Barbie: ultimate feminist or unhealthy role model?



By Claire Radler and Maggie Palmer

She’s a doctor, an astronaut, a teacher, and one of the most divisive children’s toys on the market. Most adults, especially women, have some kind of opinion on Barbie. Here are two opposing viewpoints from the staff at Crown, Regina Dominican High School’s newspaper.

Maggie Palmer believes Barbie promotes an unrealistic body image:

From an early age, girls are bombarded with images of what the “ideal woman” should look like, even though it is next to impossible to achieve. Little girls don’t understand the problem behind the plastic; they just see a fun doll to play with. Girls play with Barbies as if they were their friends, or sometimes themselves.

Some skeptics may argue that Barbie is just a toy and has nothing to do with reality. However, every child is influenced by the toys they play with. That’s why society is constantly giving children toys that are designed to prepare them for their adult life. Toys such as doctor’s kits, plastic kitchens, shopping carts, and baby dolls are all components to steering a child into typical and stereotypical adult lives.

Read the full article here.

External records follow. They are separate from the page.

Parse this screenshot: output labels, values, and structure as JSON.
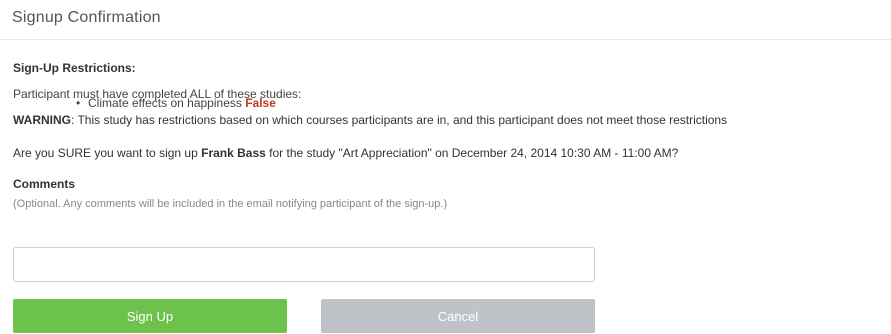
{
  "header": {
    "title": "Signup Confirmation"
  },
  "restrictions": {
    "heading": "Sign-Up Restrictions:",
    "intro": "Participant must have completed ALL of these studies:",
    "items": [
      {
        "study": "Climate effects on happiness",
        "status": "False"
      }
    ],
    "warning_label": "WARNING",
    "warning_text": ": This study has restrictions based on which courses participants are in, and this participant does not meet those restrictions"
  },
  "confirmation": {
    "prefix": "Are you SURE you want to sign up ",
    "participant": "Frank Bass",
    "suffix": " for the study \"Art Appreciation\" on December 24, 2014 10:30 AM - 11:00 AM?"
  },
  "comments": {
    "label": "Comments",
    "help": "(Optional. Any comments will be included in the email notifying participant of the sign-up.)",
    "value": "",
    "placeholder": ""
  },
  "buttons": {
    "signup_label": "Sign Up",
    "cancel_label": "Cancel"
  },
  "colors": {
    "signup": "#6cc24a",
    "cancel": "#bfc3c8",
    "false_status": "#c0392b"
  }
}
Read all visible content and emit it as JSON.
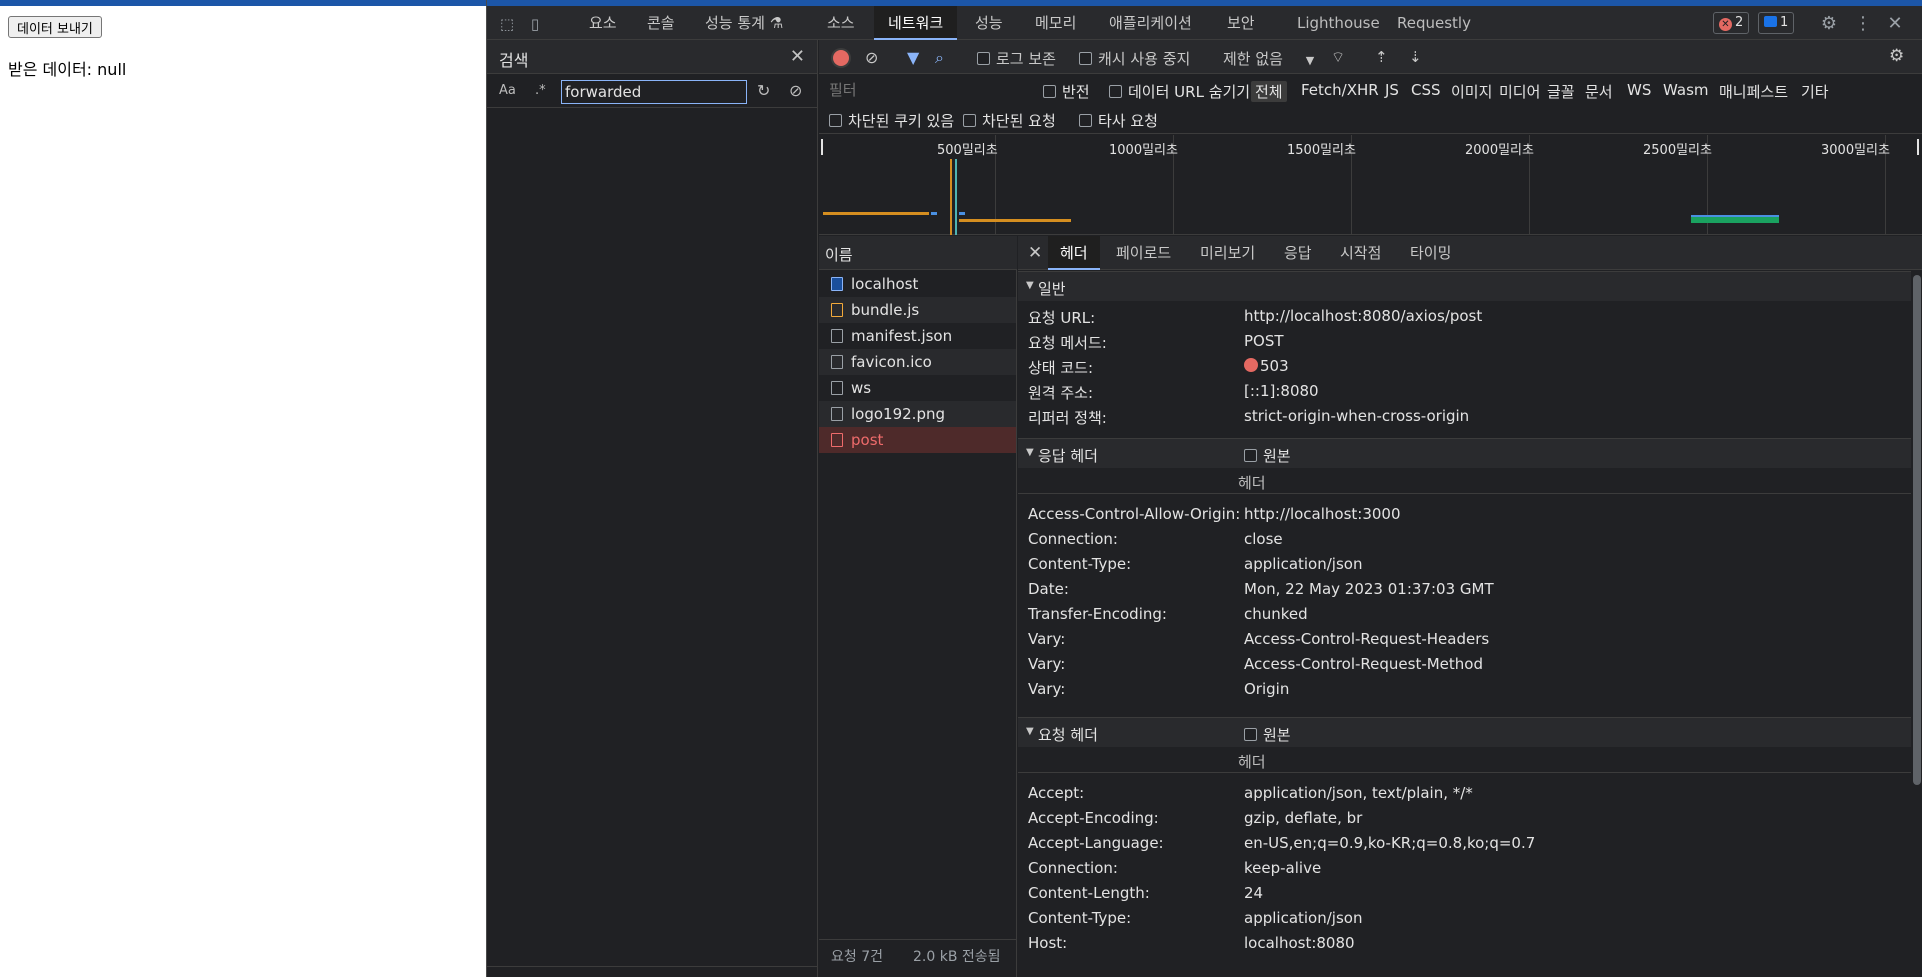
{
  "page": {
    "send_button": "데이터 보내기",
    "received_text": "받은 데이터: null"
  },
  "devtools": {
    "tabs": [
      "요소",
      "콘솔",
      "성능 통계",
      "소스",
      "네트워크",
      "성능",
      "메모리",
      "애플리케이션",
      "보안",
      "Lighthouse",
      "Requestly"
    ],
    "active_tab": "네트워크",
    "error_count": "2",
    "message_count": "1",
    "search": {
      "title": "검색",
      "case_label": "Aa",
      "regex_label": ".*",
      "query": "forwarded"
    },
    "toolbar": {
      "preserve_log": "로그 보존",
      "disable_cache": "캐시 사용 중지",
      "throttle": "제한 없음"
    },
    "filter": {
      "placeholder": "필터",
      "invert": "반전",
      "hide_data_urls": "데이터 URL 숨기기",
      "types": [
        "전체",
        "Fetch/XHR",
        "JS",
        "CSS",
        "이미지",
        "미디어",
        "글꼴",
        "문서",
        "WS",
        "Wasm",
        "매니페스트",
        "기타"
      ],
      "blocked_cookies": "차단된 쿠키 있음",
      "blocked_requests": "차단된 요청",
      "third_party": "타사 요청"
    },
    "timeline_labels": [
      "500밀리초",
      "1000밀리초",
      "1500밀리초",
      "2000밀리초",
      "2500밀리초",
      "3000밀리초"
    ],
    "requests": {
      "header": "이름",
      "items": [
        {
          "name": "localhost",
          "type": "doc"
        },
        {
          "name": "bundle.js",
          "type": "script"
        },
        {
          "name": "manifest.json",
          "type": "file"
        },
        {
          "name": "favicon.ico",
          "type": "file"
        },
        {
          "name": "ws",
          "type": "file"
        },
        {
          "name": "logo192.png",
          "type": "file"
        },
        {
          "name": "post",
          "type": "error"
        }
      ],
      "count": "요청 7건",
      "transferred": "2.0 kB 전송됨"
    },
    "details": {
      "tabs": [
        "헤더",
        "페이로드",
        "미리보기",
        "응답",
        "시작점",
        "타이밍"
      ],
      "active_tab": "헤더",
      "general_title": "일반",
      "general": [
        {
          "k": "요청 URL:",
          "v": "http://localhost:8080/axios/post"
        },
        {
          "k": "요청 메서드:",
          "v": "POST"
        },
        {
          "k": "상태 코드:",
          "v": "503"
        },
        {
          "k": "원격 주소:",
          "v": "[::1]:8080"
        },
        {
          "k": "리퍼러 정책:",
          "v": "strict-origin-when-cross-origin"
        }
      ],
      "response_title": "응답 헤더",
      "raw_label": "원본",
      "header_sub": "헤더",
      "response": [
        {
          "k": "Access-Control-Allow-Origin:",
          "v": "http://localhost:3000"
        },
        {
          "k": "Connection:",
          "v": "close"
        },
        {
          "k": "Content-Type:",
          "v": "application/json"
        },
        {
          "k": "Date:",
          "v": "Mon, 22 May 2023 01:37:03 GMT"
        },
        {
          "k": "Transfer-Encoding:",
          "v": "chunked"
        },
        {
          "k": "Vary:",
          "v": "Access-Control-Request-Headers"
        },
        {
          "k": "Vary:",
          "v": "Access-Control-Request-Method"
        },
        {
          "k": "Vary:",
          "v": "Origin"
        }
      ],
      "request_title": "요청 헤더",
      "request": [
        {
          "k": "Accept:",
          "v": "application/json, text/plain, */*"
        },
        {
          "k": "Accept-Encoding:",
          "v": "gzip, deflate, br"
        },
        {
          "k": "Accept-Language:",
          "v": "en-US,en;q=0.9,ko-KR;q=0.8,ko;q=0.7"
        },
        {
          "k": "Connection:",
          "v": "keep-alive"
        },
        {
          "k": "Content-Length:",
          "v": "24"
        },
        {
          "k": "Content-Type:",
          "v": "application/json"
        },
        {
          "k": "Host:",
          "v": "localhost:8080"
        }
      ]
    }
  }
}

Claire Radler, on the other hand, thinks Barbie gets a bad rap:

Over the years, Barbie has been subject to all kinds of controversy, mainly because of her “unrealistic” body type that critics claim can hurt the self esteem of young girls and influence them in a negative way. However, these critics are only basing their criticism on Barbie’s looks, which ironically, is something that we are taught not to do. “Don’t judge a book by its cover,” is a common saying, yet critics of Barbie are doing just that. They totally disregard everything that Barbie stands for, focusing strictly on her body.

Barbie is not the source of body issues. In fact, body stereotypes are what created Barbie in the first place. As can be seen in fashion ads from the 1950s, Barbie was designed after the body ideals that already existed: trim waist, long legs, etc. Don’t blame Barbie for causing self esteem issues; she merely reflects what is popular and idealized in society.

Read the full article here.